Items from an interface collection
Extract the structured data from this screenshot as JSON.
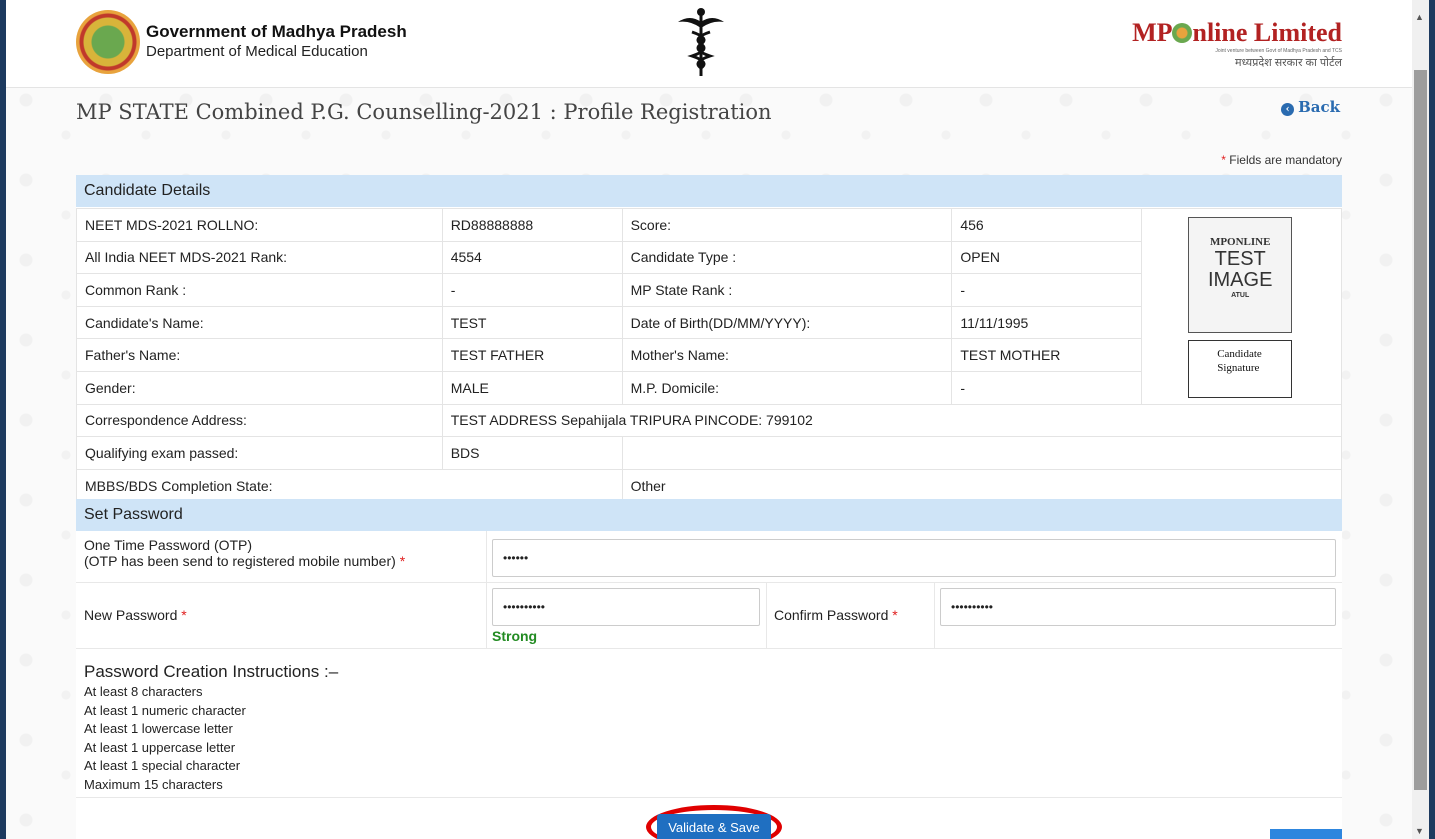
{
  "header": {
    "gov_title": "Government of Madhya Pradesh",
    "gov_subtitle": "Department of Medical Education",
    "mp_logo_prefix": "MP",
    "mp_logo_suffix": "nline Limited",
    "mp_logo_tagline": "Joint venture between Govt of Madhya Pradesh and TCS",
    "mp_logo_hindi": "मध्यप्रदेश सरकार का पोर्टल"
  },
  "page": {
    "title": "MP STATE Combined P.G. Counselling-2021 : Profile Registration",
    "back_label": "Back",
    "mandatory_note": "Fields are mandatory",
    "required_mark": "*"
  },
  "candidate": {
    "section_title": "Candidate Details",
    "rows": [
      {
        "l1": "NEET MDS-2021 ROLLNO:",
        "v1": "RD88888888",
        "l2": "Score:",
        "v2": "456"
      },
      {
        "l1": "All India NEET MDS-2021 Rank:",
        "v1": "4554",
        "l2": "Candidate Type :",
        "v2": "OPEN"
      },
      {
        "l1": "Common Rank :",
        "v1": "-",
        "l2": "MP State Rank :",
        "v2": "-"
      },
      {
        "l1": "Candidate's Name:",
        "v1": "TEST",
        "l2": "Date of Birth(DD/MM/YYYY):",
        "v2": "11/11/1995"
      },
      {
        "l1": "Father's Name:",
        "v1": "TEST FATHER",
        "l2": "Mother's Name:",
        "v2": "TEST MOTHER"
      },
      {
        "l1": "Gender:",
        "v1": "MALE",
        "l2": "M.P. Domicile:",
        "v2": "-"
      }
    ],
    "address_label": "Correspondence Address:",
    "address_value": "TEST ADDRESS Sepahijala TRIPURA PINCODE: 799102",
    "qualifying_label": "Qualifying exam passed:",
    "qualifying_value": "BDS",
    "completion_label": "MBBS/BDS Completion State:",
    "completion_value": "Other",
    "photo": {
      "line1": "MPONLINE",
      "line2": "TEST",
      "line3": "IMAGE",
      "line4": "ATUL"
    },
    "signature": {
      "line1": "Candidate",
      "line2": "Signature"
    }
  },
  "password": {
    "section_title": "Set Password",
    "otp_label": "One Time Password (OTP)",
    "otp_note": "(OTP has been send to registered mobile number)",
    "otp_value": "••••••",
    "new_label": "New Password",
    "new_value": "••••••••••",
    "strength": "Strong",
    "confirm_label": "Confirm Password",
    "confirm_value": "••••••••••",
    "instructions_title": "Password Creation Instructions :–",
    "instructions": [
      "At least 8 characters",
      "At least 1 numeric character",
      "At least 1 lowercase letter",
      "At least 1 uppercase letter",
      "At least 1 special character",
      "Maximum 15 characters"
    ],
    "save_label": "Validate & Save"
  },
  "colors": {
    "section_header": "#cfe4f7",
    "brand_red": "#b22222",
    "primary_button": "#1f6fc1",
    "highlight_ring": "#e00000",
    "strength_green": "#228b22"
  }
}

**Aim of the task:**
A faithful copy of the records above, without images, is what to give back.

**Your solution:**
Extract the structured data from this screenshot as JSON.
{
  "header": {
    "gov_title": "Government of Madhya Pradesh",
    "gov_subtitle": "Department of Medical Education",
    "mp_logo_prefix": "MP",
    "mp_logo_suffix": "nline Limited",
    "mp_logo_tagline": "Joint venture between Govt of Madhya Pradesh and TCS",
    "mp_logo_hindi": "मध्यप्रदेश सरकार का पोर्टल"
  },
  "page": {
    "title": "MP STATE Combined P.G. Counselling-2021 : Profile Registration",
    "back_label": "Back",
    "mandatory_note": "Fields are mandatory",
    "required_mark": "*"
  },
  "candidate": {
    "section_title": "Candidate Details",
    "rows": [
      {
        "l1": "NEET MDS-2021 ROLLNO:",
        "v1": "RD88888888",
        "l2": "Score:",
        "v2": "456"
      },
      {
        "l1": "All India NEET MDS-2021 Rank:",
        "v1": "4554",
        "l2": "Candidate Type :",
        "v2": "OPEN"
      },
      {
        "l1": "Common Rank :",
        "v1": "-",
        "l2": "MP State Rank :",
        "v2": "-"
      },
      {
        "l1": "Candidate's Name:",
        "v1": "TEST",
        "l2": "Date of Birth(DD/MM/YYYY):",
        "v2": "11/11/1995"
      },
      {
        "l1": "Father's Name:",
        "v1": "TEST FATHER",
        "l2": "Mother's Name:",
        "v2": "TEST MOTHER"
      },
      {
        "l1": "Gender:",
        "v1": "MALE",
        "l2": "M.P. Domicile:",
        "v2": "-"
      }
    ],
    "address_label": "Correspondence Address:",
    "address_value": "TEST ADDRESS Sepahijala TRIPURA PINCODE: 799102",
    "qualifying_label": "Qualifying exam passed:",
    "qualifying_value": "BDS",
    "completion_label": "MBBS/BDS Completion State:",
    "completion_value": "Other",
    "photo": {
      "line1": "MPONLINE",
      "line2": "TEST",
      "line3": "IMAGE",
      "line4": "ATUL"
    },
    "signature": {
      "line1": "Candidate",
      "line2": "Signature"
    }
  },
  "password": {
    "section_title": "Set Password",
    "otp_label": "One Time Password (OTP)",
    "otp_note": "(OTP has been send to registered mobile number)",
    "otp_value": "••••••",
    "new_label": "New Password",
    "new_value": "••••••••••",
    "strength": "Strong",
    "confirm_label": "Confirm Password",
    "confirm_value": "••••••••••",
    "instructions_title": "Password Creation Instructions :–",
    "instructions": [
      "At least 8 characters",
      "At least 1 numeric character",
      "At least 1 lowercase letter",
      "At least 1 uppercase letter",
      "At least 1 special character",
      "Maximum 15 characters"
    ],
    "save_label": "Validate & Save"
  },
  "colors": {
    "section_header": "#cfe4f7",
    "brand_red": "#b22222",
    "primary_button": "#1f6fc1",
    "highlight_ring": "#e00000",
    "strength_green": "#228b22"
  }
}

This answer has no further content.